> **ACTION ITEM**: Wherever the string "screenshot" shows up in the records below, return that line.

┌─ DATA SECTION

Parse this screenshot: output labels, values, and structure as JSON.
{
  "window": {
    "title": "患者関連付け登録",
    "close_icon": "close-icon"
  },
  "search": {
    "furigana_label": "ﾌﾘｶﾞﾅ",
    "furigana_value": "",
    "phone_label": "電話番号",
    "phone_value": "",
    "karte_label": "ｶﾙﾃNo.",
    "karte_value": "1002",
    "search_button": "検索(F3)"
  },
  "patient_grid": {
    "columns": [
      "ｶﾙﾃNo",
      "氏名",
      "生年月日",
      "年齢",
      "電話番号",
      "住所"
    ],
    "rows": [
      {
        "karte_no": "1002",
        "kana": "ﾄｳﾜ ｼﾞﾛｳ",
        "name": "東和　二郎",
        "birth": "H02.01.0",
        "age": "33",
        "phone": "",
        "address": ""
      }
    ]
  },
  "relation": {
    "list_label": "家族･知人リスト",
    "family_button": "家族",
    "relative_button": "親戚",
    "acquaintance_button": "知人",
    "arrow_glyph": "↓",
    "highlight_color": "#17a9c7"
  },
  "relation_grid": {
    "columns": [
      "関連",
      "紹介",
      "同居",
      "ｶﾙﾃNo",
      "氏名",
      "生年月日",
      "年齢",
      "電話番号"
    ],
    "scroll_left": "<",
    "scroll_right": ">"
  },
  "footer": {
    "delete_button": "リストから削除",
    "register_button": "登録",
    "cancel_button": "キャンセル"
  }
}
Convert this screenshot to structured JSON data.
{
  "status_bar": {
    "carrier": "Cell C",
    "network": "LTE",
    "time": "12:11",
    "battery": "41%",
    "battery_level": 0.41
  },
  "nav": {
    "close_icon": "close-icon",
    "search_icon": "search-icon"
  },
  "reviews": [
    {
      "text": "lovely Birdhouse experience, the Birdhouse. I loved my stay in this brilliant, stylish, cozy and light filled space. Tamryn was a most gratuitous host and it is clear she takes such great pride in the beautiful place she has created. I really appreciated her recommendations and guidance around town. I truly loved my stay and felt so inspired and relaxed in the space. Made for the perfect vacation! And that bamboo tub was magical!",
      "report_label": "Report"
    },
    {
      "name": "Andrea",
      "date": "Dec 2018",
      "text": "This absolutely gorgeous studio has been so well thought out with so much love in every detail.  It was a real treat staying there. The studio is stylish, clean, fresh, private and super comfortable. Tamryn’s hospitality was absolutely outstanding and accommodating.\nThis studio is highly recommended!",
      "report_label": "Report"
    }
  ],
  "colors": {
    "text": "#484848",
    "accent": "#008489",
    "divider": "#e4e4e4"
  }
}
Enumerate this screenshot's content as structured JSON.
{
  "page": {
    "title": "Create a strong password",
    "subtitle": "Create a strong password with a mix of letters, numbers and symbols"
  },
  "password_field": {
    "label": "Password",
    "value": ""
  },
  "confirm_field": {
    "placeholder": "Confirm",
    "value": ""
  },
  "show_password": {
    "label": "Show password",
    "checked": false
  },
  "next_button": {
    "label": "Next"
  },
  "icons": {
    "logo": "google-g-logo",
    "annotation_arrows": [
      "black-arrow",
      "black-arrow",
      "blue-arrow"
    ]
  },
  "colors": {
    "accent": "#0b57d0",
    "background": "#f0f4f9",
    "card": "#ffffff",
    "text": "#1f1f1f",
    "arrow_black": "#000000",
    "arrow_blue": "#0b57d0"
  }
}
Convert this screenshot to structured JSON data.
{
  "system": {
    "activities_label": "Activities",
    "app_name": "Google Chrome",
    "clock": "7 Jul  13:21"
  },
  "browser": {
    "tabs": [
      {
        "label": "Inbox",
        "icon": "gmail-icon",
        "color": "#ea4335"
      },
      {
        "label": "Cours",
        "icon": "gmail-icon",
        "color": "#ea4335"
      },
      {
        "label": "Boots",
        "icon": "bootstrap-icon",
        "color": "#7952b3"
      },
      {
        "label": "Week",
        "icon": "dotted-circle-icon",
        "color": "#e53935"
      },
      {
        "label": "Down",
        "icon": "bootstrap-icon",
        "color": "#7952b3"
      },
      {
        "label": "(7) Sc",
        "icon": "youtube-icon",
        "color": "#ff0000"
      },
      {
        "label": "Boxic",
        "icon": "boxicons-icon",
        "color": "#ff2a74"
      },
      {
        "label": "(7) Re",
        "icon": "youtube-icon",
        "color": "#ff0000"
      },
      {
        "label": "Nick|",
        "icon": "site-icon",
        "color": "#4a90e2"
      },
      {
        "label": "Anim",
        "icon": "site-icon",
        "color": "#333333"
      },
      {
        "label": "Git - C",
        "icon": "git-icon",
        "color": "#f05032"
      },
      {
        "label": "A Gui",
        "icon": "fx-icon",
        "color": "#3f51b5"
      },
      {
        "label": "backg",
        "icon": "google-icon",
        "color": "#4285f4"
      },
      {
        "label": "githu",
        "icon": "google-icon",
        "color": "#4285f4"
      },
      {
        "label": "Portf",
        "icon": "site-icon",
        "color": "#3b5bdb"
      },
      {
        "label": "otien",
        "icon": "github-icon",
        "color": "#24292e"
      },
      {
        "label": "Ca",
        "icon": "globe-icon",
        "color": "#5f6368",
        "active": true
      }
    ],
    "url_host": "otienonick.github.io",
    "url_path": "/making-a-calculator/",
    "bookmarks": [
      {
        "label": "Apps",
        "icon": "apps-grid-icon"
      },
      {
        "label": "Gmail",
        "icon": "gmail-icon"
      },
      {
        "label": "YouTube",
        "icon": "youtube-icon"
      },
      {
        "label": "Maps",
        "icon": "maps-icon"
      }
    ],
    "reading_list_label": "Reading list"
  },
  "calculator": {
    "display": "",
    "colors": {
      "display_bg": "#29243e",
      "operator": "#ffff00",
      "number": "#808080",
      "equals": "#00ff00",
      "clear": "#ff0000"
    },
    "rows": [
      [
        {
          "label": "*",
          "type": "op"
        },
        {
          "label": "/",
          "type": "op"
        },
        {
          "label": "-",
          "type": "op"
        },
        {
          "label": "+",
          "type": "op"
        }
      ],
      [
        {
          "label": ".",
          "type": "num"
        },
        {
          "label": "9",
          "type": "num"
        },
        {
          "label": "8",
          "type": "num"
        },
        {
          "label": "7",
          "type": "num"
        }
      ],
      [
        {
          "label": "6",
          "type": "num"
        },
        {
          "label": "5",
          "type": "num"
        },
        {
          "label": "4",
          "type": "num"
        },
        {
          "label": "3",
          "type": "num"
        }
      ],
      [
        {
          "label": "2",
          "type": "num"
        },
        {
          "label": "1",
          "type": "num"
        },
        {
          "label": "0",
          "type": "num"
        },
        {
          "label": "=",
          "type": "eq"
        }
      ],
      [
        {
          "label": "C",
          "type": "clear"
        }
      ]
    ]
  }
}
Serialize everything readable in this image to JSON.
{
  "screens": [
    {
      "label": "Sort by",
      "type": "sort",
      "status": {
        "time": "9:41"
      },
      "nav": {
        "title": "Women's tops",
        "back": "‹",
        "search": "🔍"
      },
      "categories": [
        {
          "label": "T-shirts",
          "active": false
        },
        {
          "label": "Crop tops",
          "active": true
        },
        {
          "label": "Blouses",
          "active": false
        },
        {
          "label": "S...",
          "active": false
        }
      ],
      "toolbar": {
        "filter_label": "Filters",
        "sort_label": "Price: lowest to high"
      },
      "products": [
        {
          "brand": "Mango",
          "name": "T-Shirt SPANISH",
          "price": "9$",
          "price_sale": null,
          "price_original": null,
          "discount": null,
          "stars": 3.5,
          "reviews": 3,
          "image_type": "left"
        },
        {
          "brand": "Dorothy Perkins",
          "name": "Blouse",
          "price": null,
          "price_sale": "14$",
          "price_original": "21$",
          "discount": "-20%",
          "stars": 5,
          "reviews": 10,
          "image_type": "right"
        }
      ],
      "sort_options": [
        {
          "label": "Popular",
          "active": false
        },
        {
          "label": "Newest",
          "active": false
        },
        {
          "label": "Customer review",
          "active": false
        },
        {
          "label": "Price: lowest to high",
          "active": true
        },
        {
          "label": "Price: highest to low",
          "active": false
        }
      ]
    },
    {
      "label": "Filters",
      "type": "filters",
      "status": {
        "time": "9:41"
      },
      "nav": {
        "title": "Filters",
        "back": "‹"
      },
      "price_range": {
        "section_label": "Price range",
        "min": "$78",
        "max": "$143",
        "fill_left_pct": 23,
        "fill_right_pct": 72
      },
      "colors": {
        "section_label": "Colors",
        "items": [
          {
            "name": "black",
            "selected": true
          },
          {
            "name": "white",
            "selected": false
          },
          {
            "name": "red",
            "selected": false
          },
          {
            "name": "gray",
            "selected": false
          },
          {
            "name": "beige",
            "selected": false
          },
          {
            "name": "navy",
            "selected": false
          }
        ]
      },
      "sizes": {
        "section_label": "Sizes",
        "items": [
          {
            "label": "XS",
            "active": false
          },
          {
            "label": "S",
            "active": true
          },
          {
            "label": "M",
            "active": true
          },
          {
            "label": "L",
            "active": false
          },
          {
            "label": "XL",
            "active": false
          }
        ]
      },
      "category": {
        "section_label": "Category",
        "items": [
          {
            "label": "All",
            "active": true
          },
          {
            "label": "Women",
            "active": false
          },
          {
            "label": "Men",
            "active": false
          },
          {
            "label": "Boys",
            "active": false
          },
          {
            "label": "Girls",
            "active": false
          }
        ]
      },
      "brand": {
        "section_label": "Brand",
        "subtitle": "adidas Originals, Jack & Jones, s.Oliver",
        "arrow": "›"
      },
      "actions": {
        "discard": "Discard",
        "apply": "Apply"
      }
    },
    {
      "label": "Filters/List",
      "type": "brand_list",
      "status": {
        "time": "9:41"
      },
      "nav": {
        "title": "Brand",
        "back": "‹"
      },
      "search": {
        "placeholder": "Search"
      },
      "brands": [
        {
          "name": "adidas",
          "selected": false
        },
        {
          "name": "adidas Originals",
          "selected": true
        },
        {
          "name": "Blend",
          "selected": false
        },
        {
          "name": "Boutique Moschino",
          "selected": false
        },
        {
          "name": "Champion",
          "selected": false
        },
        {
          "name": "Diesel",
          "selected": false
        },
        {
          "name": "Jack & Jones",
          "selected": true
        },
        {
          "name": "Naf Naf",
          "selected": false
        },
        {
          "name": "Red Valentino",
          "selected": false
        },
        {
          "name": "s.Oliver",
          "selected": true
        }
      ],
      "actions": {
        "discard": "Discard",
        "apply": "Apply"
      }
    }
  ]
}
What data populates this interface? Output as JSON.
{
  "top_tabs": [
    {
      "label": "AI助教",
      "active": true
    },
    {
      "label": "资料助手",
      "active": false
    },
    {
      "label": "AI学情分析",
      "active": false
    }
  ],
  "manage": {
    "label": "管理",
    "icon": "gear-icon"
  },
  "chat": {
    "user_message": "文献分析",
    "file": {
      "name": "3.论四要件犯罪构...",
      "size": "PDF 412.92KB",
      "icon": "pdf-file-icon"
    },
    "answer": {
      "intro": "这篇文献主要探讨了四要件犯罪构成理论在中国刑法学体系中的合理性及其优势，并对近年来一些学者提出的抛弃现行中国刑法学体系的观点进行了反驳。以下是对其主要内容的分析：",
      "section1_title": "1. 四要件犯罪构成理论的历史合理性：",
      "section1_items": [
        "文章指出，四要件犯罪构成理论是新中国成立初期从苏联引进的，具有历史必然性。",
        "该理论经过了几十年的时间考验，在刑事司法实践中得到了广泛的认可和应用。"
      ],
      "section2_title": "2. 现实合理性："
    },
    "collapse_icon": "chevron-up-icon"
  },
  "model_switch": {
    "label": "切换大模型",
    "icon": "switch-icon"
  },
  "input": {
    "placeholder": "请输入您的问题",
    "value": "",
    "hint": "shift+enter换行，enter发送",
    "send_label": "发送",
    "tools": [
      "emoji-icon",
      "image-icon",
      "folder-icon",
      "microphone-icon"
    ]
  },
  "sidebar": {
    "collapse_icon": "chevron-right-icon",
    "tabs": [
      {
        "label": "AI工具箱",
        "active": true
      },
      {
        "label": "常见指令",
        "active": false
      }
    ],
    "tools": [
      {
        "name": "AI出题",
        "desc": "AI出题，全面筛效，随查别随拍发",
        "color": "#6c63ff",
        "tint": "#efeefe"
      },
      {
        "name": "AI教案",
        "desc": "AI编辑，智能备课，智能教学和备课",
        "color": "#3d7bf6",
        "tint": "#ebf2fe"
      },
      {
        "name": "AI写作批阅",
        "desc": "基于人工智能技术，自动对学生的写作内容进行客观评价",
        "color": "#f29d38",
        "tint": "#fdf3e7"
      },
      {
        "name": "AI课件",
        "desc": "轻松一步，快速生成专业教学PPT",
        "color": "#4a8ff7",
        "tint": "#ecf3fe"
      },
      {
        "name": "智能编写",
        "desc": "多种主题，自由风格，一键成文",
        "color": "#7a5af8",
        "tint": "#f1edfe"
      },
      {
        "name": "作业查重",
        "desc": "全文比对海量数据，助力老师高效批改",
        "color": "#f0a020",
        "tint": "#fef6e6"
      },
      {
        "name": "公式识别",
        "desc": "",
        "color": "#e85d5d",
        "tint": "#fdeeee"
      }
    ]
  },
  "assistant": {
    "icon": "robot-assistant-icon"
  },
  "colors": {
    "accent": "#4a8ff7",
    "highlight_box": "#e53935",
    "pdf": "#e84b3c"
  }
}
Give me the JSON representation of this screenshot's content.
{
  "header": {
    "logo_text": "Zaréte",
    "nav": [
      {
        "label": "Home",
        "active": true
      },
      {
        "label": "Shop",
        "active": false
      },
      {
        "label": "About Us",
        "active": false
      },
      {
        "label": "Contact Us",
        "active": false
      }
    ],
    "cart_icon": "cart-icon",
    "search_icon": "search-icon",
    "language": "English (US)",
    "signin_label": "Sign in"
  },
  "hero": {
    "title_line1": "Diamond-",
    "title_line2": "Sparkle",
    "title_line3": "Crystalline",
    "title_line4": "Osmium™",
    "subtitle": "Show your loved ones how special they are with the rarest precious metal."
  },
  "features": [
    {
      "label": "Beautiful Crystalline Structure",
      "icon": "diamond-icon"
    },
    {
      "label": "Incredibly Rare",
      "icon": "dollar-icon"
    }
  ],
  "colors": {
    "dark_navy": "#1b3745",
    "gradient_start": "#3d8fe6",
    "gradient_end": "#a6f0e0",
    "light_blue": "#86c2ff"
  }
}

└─

> **RESULT FOR THIS EXERCISE**:
Parse this screenshot: output labels, values, and structure as JSON.
Convert this screenshot to structured JSON data.
Enumerate this screenshot's content as structured JSON.
Convert this screenshot to structured JSON data.
Give me the JSON representation of this screenshot's content.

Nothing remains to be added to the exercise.